“The new bank will have to be re-branded in order to emphasise the fact that it is a different animal,” Anglo’s non-executive chairman, Alan Dukes told the Joint Oireachtas Committee on Finance and Public Service, yesterday.
Mr Dukes – who formally took over as Anglo chairman this week – said that there were no plans for the bank to become a mutual or retail bank, “as both would have significant costs”, but that its new form would be “a medium-sized commercial bank”.
Chief executive Mike Aynsley added Ireland would remain the company’s core marketplace, but that its remaining overseas operations – in Britain and the US – would remain as important divisions.
Anglo chiefs told yesterday’s committee that 600 jobs have gone – through natural attrition and voluntary redundancy – to bring the company’s workforce down to 1,200 and costs have been cut by 18%.
They added that the EU restructuring plan should be finalised over the next two or three months.

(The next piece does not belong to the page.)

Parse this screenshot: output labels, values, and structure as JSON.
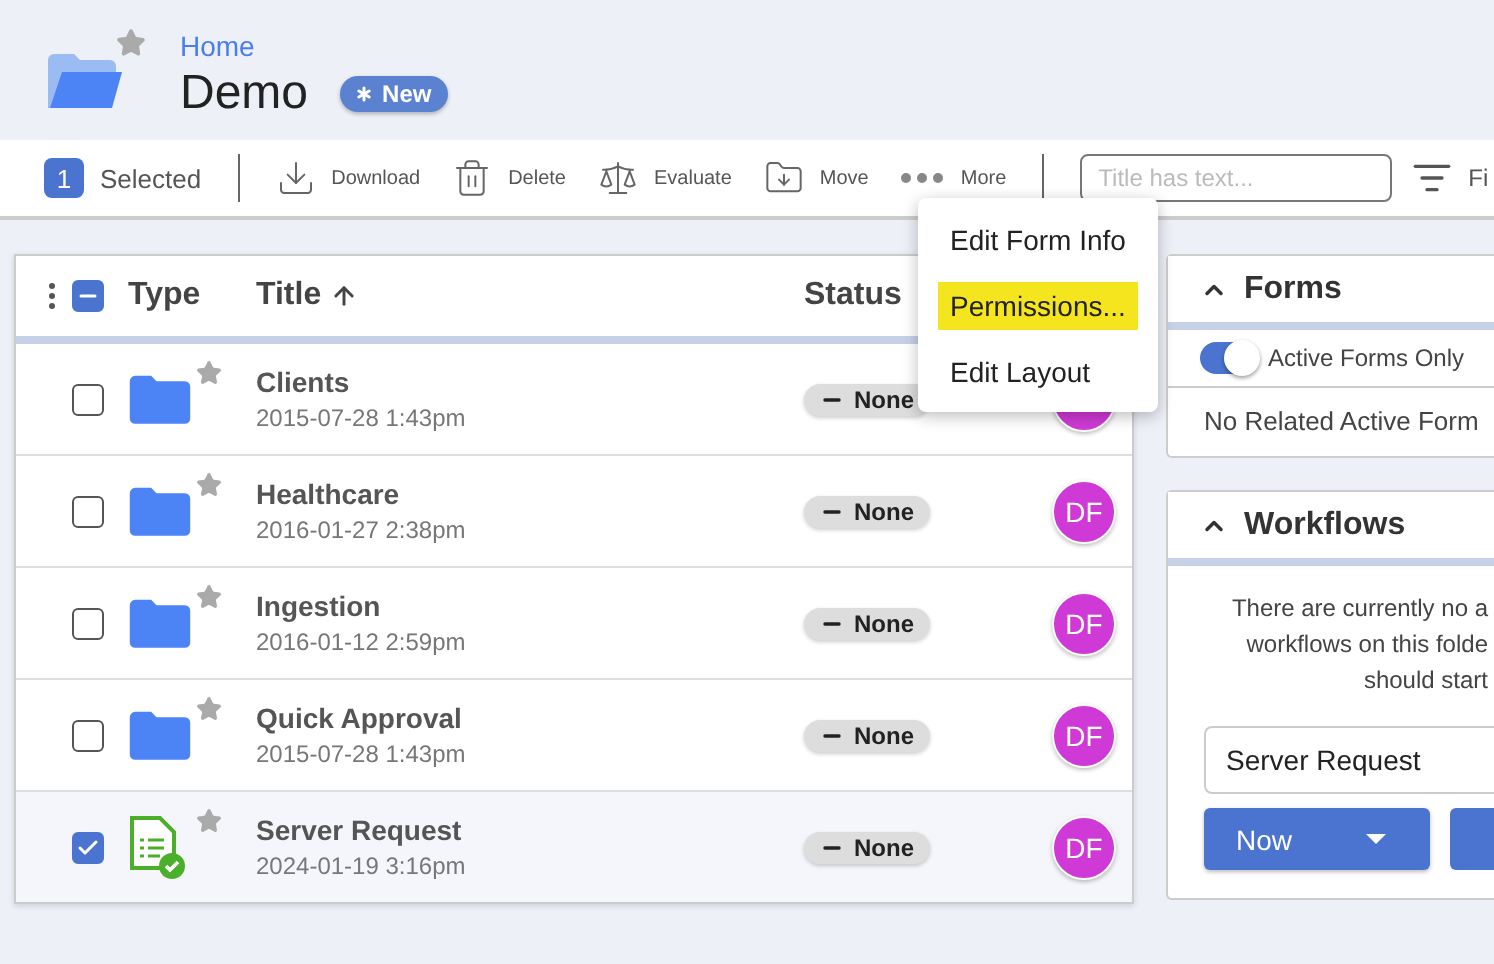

In his introductory address, Mr Dukes told the committee that Anglo “has changed very, very significantly” since its virtual collapse at the end of 2008 and subsequent nationalisation in early 2009.

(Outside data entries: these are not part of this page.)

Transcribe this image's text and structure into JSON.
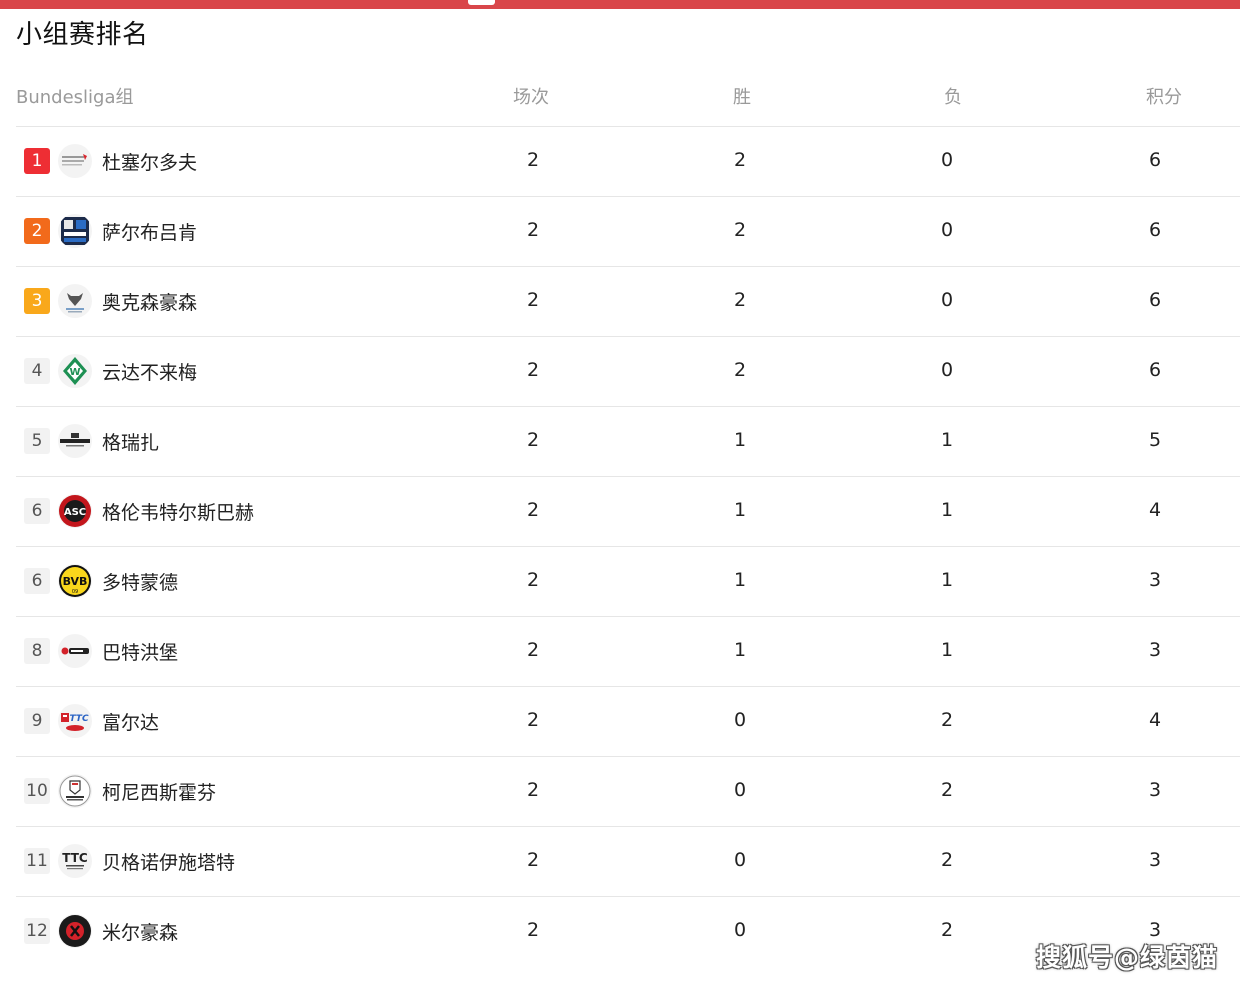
{
  "page_title": "小组赛排名",
  "table": {
    "group_label": "Bundesliga组",
    "columns": [
      "场次",
      "胜",
      "负",
      "积分"
    ],
    "rows": [
      {
        "rank": "1",
        "team": "杜塞尔多夫",
        "played": "2",
        "won": "2",
        "lost": "0",
        "points": "6",
        "logo": "borussia-duesseldorf-logo"
      },
      {
        "rank": "2",
        "team": "萨尔布吕肯",
        "played": "2",
        "won": "2",
        "lost": "0",
        "points": "6",
        "logo": "saarbruecken-logo"
      },
      {
        "rank": "3",
        "team": "奥克森豪森",
        "played": "2",
        "won": "2",
        "lost": "0",
        "points": "6",
        "logo": "ochsenhausen-logo"
      },
      {
        "rank": "4",
        "team": "云达不来梅",
        "played": "2",
        "won": "2",
        "lost": "0",
        "points": "6",
        "logo": "werder-bremen-logo"
      },
      {
        "rank": "5",
        "team": "格瑞扎",
        "played": "2",
        "won": "1",
        "lost": "1",
        "points": "5",
        "logo": "grenzau-logo"
      },
      {
        "rank": "6",
        "team": "格伦韦特尔斯巴赫",
        "played": "2",
        "won": "1",
        "lost": "1",
        "points": "4",
        "logo": "grunwettersbach-logo"
      },
      {
        "rank": "6",
        "team": "多特蒙德",
        "played": "2",
        "won": "1",
        "lost": "1",
        "points": "3",
        "logo": "bvb-logo"
      },
      {
        "rank": "8",
        "team": "巴特洪堡",
        "played": "2",
        "won": "1",
        "lost": "1",
        "points": "3",
        "logo": "bad-homburg-logo"
      },
      {
        "rank": "9",
        "team": "富尔达",
        "played": "2",
        "won": "0",
        "lost": "2",
        "points": "4",
        "logo": "fulda-logo"
      },
      {
        "rank": "10",
        "team": "柯尼西斯霍芬",
        "played": "2",
        "won": "0",
        "lost": "2",
        "points": "3",
        "logo": "koenigshofen-logo"
      },
      {
        "rank": "11",
        "team": "贝格诺伊施塔特",
        "played": "2",
        "won": "0",
        "lost": "2",
        "points": "3",
        "logo": "bergneustadt-logo"
      },
      {
        "rank": "12",
        "team": "米尔豪森",
        "played": "2",
        "won": "0",
        "lost": "2",
        "points": "3",
        "logo": "muehlhausen-logo"
      }
    ]
  },
  "watermark": "搜狐号@绿茵猫",
  "colors": {
    "top_bar": "#d9464a",
    "rank1": "#ee2e34",
    "rank2": "#f26a1b",
    "rank3": "#f9a81b"
  }
}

Anglo made a pre-tax loss of €12.7bn for the 15 months to the end of last December and wrote off €15.1bn in bad loans; with €35.6bn of such loans bound for NAMA.

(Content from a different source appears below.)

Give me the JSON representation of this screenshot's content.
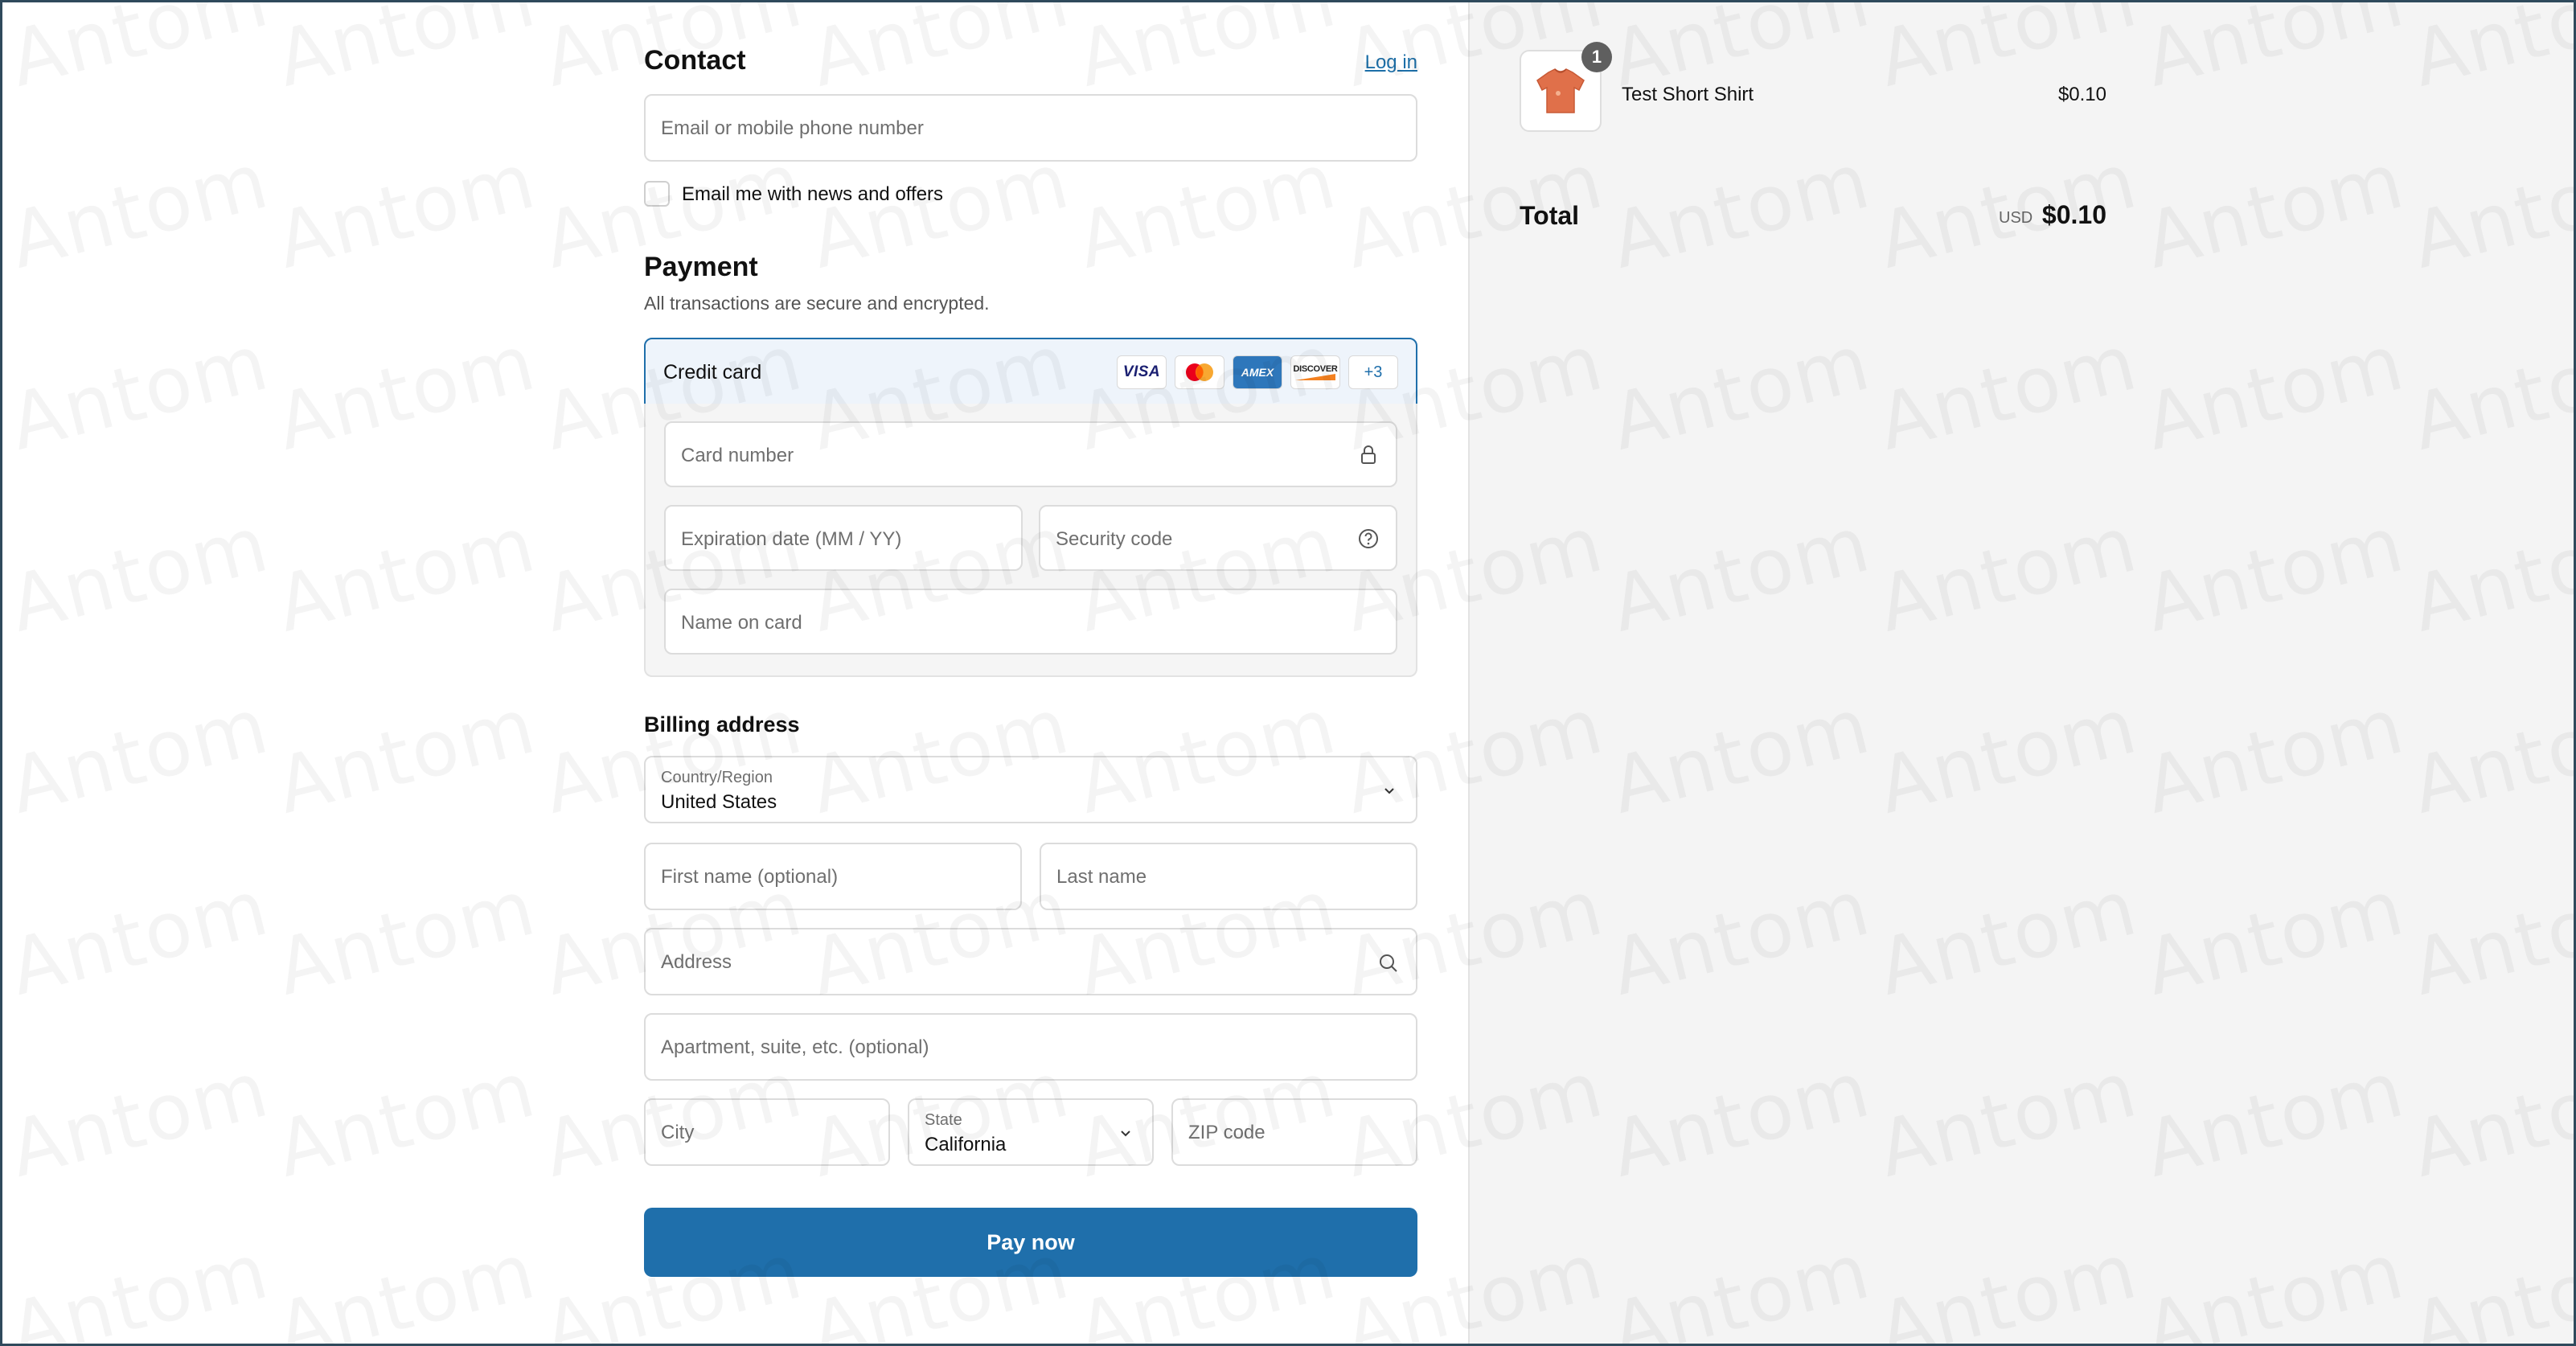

Regarding ongoing investigations into Anglo – including the one being carried out by the Office of the Director of Corporate Enforcement (ODCE) – management said yesterday that they were co-operating fully with the processes.